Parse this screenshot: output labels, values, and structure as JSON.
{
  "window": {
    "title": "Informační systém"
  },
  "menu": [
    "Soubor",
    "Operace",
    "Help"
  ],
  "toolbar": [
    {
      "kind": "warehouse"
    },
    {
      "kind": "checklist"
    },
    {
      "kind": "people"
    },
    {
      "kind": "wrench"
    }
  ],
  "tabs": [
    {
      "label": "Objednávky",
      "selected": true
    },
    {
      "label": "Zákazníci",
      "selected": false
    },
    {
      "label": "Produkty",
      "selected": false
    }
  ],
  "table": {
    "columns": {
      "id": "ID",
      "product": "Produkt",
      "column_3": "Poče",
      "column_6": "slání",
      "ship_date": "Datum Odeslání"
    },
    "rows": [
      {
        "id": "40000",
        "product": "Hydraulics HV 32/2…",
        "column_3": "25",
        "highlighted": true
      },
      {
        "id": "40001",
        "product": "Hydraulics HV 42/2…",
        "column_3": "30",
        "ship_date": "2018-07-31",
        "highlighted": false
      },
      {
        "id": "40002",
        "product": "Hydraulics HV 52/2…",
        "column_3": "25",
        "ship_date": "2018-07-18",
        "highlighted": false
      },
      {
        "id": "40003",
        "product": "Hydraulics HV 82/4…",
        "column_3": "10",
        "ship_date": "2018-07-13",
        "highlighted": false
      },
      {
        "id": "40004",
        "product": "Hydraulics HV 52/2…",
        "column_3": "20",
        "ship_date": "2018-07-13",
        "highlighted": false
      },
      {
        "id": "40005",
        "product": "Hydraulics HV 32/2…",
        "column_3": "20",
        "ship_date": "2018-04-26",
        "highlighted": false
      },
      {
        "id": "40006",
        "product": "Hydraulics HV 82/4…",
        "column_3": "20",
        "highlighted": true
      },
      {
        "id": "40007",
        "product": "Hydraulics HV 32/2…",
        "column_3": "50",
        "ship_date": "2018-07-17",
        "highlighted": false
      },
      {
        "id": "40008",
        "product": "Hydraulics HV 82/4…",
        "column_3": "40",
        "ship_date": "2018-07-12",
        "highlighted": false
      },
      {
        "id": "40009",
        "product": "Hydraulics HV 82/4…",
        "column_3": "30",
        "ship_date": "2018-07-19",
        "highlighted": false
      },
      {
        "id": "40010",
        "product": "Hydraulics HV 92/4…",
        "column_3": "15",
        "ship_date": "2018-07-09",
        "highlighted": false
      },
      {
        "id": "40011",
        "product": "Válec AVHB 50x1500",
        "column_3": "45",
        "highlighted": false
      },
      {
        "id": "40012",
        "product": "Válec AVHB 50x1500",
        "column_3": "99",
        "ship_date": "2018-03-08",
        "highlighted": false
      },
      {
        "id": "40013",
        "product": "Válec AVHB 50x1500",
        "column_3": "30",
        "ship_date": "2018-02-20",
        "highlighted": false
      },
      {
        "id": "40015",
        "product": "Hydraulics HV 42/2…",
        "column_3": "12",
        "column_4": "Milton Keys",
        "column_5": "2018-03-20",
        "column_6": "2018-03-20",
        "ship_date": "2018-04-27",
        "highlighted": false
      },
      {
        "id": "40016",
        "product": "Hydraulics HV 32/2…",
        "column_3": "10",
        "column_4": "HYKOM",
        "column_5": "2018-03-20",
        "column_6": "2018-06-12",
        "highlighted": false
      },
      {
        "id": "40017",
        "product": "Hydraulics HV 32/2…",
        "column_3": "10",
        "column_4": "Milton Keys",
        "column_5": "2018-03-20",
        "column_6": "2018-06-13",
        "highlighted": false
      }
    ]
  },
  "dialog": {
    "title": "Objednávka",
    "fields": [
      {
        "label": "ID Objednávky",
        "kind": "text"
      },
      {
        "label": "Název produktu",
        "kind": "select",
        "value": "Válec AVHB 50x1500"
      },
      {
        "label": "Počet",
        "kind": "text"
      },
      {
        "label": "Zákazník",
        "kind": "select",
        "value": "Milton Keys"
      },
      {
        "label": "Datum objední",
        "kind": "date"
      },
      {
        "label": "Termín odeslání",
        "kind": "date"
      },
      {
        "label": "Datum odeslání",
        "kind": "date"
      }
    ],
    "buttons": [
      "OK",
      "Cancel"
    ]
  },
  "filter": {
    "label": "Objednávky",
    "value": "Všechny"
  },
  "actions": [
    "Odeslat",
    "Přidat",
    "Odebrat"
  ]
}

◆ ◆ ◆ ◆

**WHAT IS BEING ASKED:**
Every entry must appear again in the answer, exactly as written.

**SOLUTION:**
Parse this screenshot: output labels, values, and structure as JSON.
{
  "window": {
    "title": "Informační systém"
  },
  "menu": [
    "Soubor",
    "Operace",
    "Help"
  ],
  "toolbar": [
    {
      "kind": "warehouse"
    },
    {
      "kind": "checklist"
    },
    {
      "kind": "people"
    },
    {
      "kind": "wrench"
    }
  ],
  "tabs": [
    {
      "label": "Objednávky",
      "selected": true
    },
    {
      "label": "Zákazníci",
      "selected": false
    },
    {
      "label": "Produkty",
      "selected": false
    }
  ],
  "table": {
    "columns": {
      "id": "ID",
      "product": "Produkt",
      "column_3": "Poče",
      "column_6": "slání",
      "ship_date": "Datum Odeslání"
    },
    "rows": [
      {
        "id": "40000",
        "product": "Hydraulics HV 32/2…",
        "column_3": "25",
        "highlighted": true
      },
      {
        "id": "40001",
        "product": "Hydraulics HV 42/2…",
        "column_3": "30",
        "ship_date": "2018-07-31",
        "highlighted": false
      },
      {
        "id": "40002",
        "product": "Hydraulics HV 52/2…",
        "column_3": "25",
        "ship_date": "2018-07-18",
        "highlighted": false
      },
      {
        "id": "40003",
        "product": "Hydraulics HV 82/4…",
        "column_3": "10",
        "ship_date": "2018-07-13",
        "highlighted": false
      },
      {
        "id": "40004",
        "product": "Hydraulics HV 52/2…",
        "column_3": "20",
        "ship_date": "2018-07-13",
        "highlighted": false
      },
      {
        "id": "40005",
        "product": "Hydraulics HV 32/2…",
        "column_3": "20",
        "ship_date": "2018-04-26",
        "highlighted": false
      },
      {
        "id": "40006",
        "product": "Hydraulics HV 82/4…",
        "column_3": "20",
        "highlighted": true
      },
      {
        "id": "40007",
        "product": "Hydraulics HV 32/2…",
        "column_3": "50",
        "ship_date": "2018-07-17",
        "highlighted": false
      },
      {
        "id": "40008",
        "product": "Hydraulics HV 82/4…",
        "column_3": "40",
        "ship_date": "2018-07-12",
        "highlighted": false
      },
      {
        "id": "40009",
        "product": "Hydraulics HV 82/4…",
        "column_3": "30",
        "ship_date": "2018-07-19",
        "highlighted": false
      },
      {
        "id": "40010",
        "product": "Hydraulics HV 92/4…",
        "column_3": "15",
        "ship_date": "2018-07-09",
        "highlighted": false
      },
      {
        "id": "40011",
        "product": "Válec AVHB 50x1500",
        "column_3": "45",
        "highlighted": false
      },
      {
        "id": "40012",
        "product": "Válec AVHB 50x1500",
        "column_3": "99",
        "ship_date": "2018-03-08",
        "highlighted": false
      },
      {
        "id": "40013",
        "product": "Válec AVHB 50x1500",
        "column_3": "30",
        "ship_date": "2018-02-20",
        "highlighted": false
      },
      {
        "id": "40015",
        "product": "Hydraulics HV 42/2…",
        "column_3": "12",
        "column_4": "Milton Keys",
        "column_5": "2018-03-20",
        "column_6": "2018-03-20",
        "ship_date": "2018-04-27",
        "highlighted": false
      },
      {
        "id": "40016",
        "product": "Hydraulics HV 32/2…",
        "column_3": "10",
        "column_4": "HYKOM",
        "column_5": "2018-03-20",
        "column_6": "2018-06-12",
        "highlighted": false
      },
      {
        "id": "40017",
        "product": "Hydraulics HV 32/2…",
        "column_3": "10",
        "column_4": "Milton Keys",
        "column_5": "2018-03-20",
        "column_6": "2018-06-13",
        "highlighted": false
      }
    ]
  },
  "dialog": {
    "title": "Objednávka",
    "fields": [
      {
        "label": "ID Objednávky",
        "kind": "text"
      },
      {
        "label": "Název produktu",
        "kind": "select",
        "value": "Válec AVHB 50x1500"
      },
      {
        "label": "Počet",
        "kind": "text"
      },
      {
        "label": "Zákazník",
        "kind": "select",
        "value": "Milton Keys"
      },
      {
        "label": "Datum objední",
        "kind": "date"
      },
      {
        "label": "Termín odeslání",
        "kind": "date"
      },
      {
        "label": "Datum odeslání",
        "kind": "date"
      }
    ],
    "buttons": [
      "OK",
      "Cancel"
    ]
  },
  "filter": {
    "label": "Objednávky",
    "value": "Všechny"
  },
  "actions": [
    "Odeslat",
    "Přidat",
    "Odebrat"
  ]
}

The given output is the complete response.